Arnica (Arnica montana) comes from a plant in the daisy/sunflower family that grows mainly in the Rocky Mountains of the United States or in the mountains of Europe and Siberia. If you’re in another part of the world it is sometimes called Leopard’s Bane or Sneezewort too. Rub a little arnica cream or gel onto the bruise. Arnica root contains derivatives of thymol which has been clinically proven to be an effective vasodilator, which means that it stimulates dilation of our blood vessels, widening and opening them up, allowing blood to flow freely and normally again. That’s why arnica is frequently used by professional athletes. It’s awesome for reducing inflammation and swelling.
If you find that even after your initiation period is over that you are still bruising easily, this could signify a medical problem like Anemia, so consult your health care provider. A common medical problem related to frequent bruising is relatively simple deficiency of vitamin K which is found in dark green, leafy vegetables.
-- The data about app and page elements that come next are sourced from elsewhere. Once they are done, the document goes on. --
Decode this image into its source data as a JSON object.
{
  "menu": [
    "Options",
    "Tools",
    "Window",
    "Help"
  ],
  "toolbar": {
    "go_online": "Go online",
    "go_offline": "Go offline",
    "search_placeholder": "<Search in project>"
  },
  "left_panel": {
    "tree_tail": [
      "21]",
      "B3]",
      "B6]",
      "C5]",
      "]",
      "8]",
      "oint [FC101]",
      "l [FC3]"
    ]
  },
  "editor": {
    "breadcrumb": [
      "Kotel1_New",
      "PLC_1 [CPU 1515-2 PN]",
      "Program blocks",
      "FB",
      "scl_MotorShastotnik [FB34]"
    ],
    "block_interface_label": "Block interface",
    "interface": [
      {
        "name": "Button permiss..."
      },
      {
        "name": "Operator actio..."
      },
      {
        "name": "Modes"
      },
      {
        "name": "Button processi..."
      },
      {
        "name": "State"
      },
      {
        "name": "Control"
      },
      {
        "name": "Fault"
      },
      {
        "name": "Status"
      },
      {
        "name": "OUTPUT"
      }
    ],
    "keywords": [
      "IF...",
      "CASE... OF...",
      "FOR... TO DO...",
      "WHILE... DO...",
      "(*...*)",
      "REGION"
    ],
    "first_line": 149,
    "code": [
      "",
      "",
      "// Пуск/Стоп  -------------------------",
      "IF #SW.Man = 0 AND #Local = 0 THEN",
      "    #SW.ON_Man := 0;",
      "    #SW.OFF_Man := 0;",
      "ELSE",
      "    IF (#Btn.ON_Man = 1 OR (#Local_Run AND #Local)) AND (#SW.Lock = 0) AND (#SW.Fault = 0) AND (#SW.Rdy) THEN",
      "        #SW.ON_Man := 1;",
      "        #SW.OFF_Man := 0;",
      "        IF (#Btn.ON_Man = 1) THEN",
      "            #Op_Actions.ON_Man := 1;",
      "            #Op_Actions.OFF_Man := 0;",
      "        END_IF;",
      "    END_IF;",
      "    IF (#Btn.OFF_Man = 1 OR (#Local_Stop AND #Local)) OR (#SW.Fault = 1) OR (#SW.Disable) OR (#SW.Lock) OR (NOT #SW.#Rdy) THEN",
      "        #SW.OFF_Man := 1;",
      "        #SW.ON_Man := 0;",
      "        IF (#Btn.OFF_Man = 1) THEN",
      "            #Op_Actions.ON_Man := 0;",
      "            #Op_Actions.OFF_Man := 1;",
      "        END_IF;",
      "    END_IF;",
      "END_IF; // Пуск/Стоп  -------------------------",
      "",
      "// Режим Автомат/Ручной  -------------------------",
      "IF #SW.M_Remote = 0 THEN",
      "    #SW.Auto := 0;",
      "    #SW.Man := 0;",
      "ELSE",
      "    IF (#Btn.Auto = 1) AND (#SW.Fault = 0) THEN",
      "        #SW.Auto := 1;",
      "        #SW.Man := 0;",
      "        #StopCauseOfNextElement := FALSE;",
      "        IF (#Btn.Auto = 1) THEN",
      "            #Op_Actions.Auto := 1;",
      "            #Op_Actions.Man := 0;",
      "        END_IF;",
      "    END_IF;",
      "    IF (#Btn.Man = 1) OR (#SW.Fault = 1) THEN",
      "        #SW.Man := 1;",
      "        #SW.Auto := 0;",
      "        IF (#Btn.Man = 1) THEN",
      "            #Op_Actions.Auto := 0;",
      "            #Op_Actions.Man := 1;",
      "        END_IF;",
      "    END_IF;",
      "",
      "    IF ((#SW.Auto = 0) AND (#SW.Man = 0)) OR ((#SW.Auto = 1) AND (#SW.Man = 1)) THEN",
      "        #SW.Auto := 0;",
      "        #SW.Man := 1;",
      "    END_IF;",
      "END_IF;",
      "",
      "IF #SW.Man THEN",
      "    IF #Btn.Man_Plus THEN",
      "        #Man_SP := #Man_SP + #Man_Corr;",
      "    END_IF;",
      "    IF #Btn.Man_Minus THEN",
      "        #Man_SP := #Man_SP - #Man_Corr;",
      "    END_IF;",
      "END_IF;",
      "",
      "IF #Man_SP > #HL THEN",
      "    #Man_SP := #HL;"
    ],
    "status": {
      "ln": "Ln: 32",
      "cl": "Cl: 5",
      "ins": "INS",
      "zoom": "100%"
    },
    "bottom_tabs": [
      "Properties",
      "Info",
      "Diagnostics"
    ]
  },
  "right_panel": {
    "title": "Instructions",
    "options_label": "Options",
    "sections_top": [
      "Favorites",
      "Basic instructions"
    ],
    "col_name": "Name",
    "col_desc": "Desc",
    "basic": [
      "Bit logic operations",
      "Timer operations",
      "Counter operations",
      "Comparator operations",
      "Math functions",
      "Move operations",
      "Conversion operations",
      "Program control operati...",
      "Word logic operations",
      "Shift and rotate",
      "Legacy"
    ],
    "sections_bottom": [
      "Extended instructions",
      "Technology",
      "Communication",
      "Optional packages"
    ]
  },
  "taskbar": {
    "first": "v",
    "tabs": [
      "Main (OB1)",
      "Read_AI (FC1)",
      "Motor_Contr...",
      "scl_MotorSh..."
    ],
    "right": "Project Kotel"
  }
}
You’re also very apt to be running low on Vitamin K if you’ve been taking antibiotics that destroy the happy vitamin K-synthesizing microorganisms in your digestive tract. Up your Vitamin K and if you’re still bruising a lot, see a doctor.
No bruising discussion would be complete without a brief mention of a types of hoops as well. If you’ve found yourself considerably bruised, or the bruising isn’t going away after the typical rite of passage period and you’re relatively healthy, the problem may be your hoop. Many people purchase fitness hoops online that weigh as much as five or ten pounds. Some purchase fitness hoops with built-in plastic waves or intrusions on the inside that the supposedly help you whittle your waist line while you hoop. These hoops are notorious for bruising people up, though in fairness to them most come with an instructional warning that they are not to be used for more than ten minutes a day. If you have one of these hoops and you still want to use it for weight loss or exercise, use it only for short periods of time and make yourself or purchase an adult-sized dance hoop for the rest of the time so you can hoop and play and spin it up as long you want. If your hoop is causing you pain, don’t use it. Listen to your body. It could be trying to tell you something.
So if you or a friend find yourselves black and blue at the hands of a hula hoop, it really isn’t cause for concern. If you’re learning how to hoop for the first time or mastering a new trick on a part of your body that your hoop hasn’t encountered regularly yet, don’t be surprised if you wind up looking a little battered. As your body teaches itself how best to respond to being at the center of your hoop’s orbit and you become more comfortable learning how to move and flow with your hoop, the bruise will fade, go away and become nothing more than a distant memory. We promise.
Philo Hagen is the Co-founder and Managing Editor of Hooping.org. He’s been spinning things up online and off since April 2003.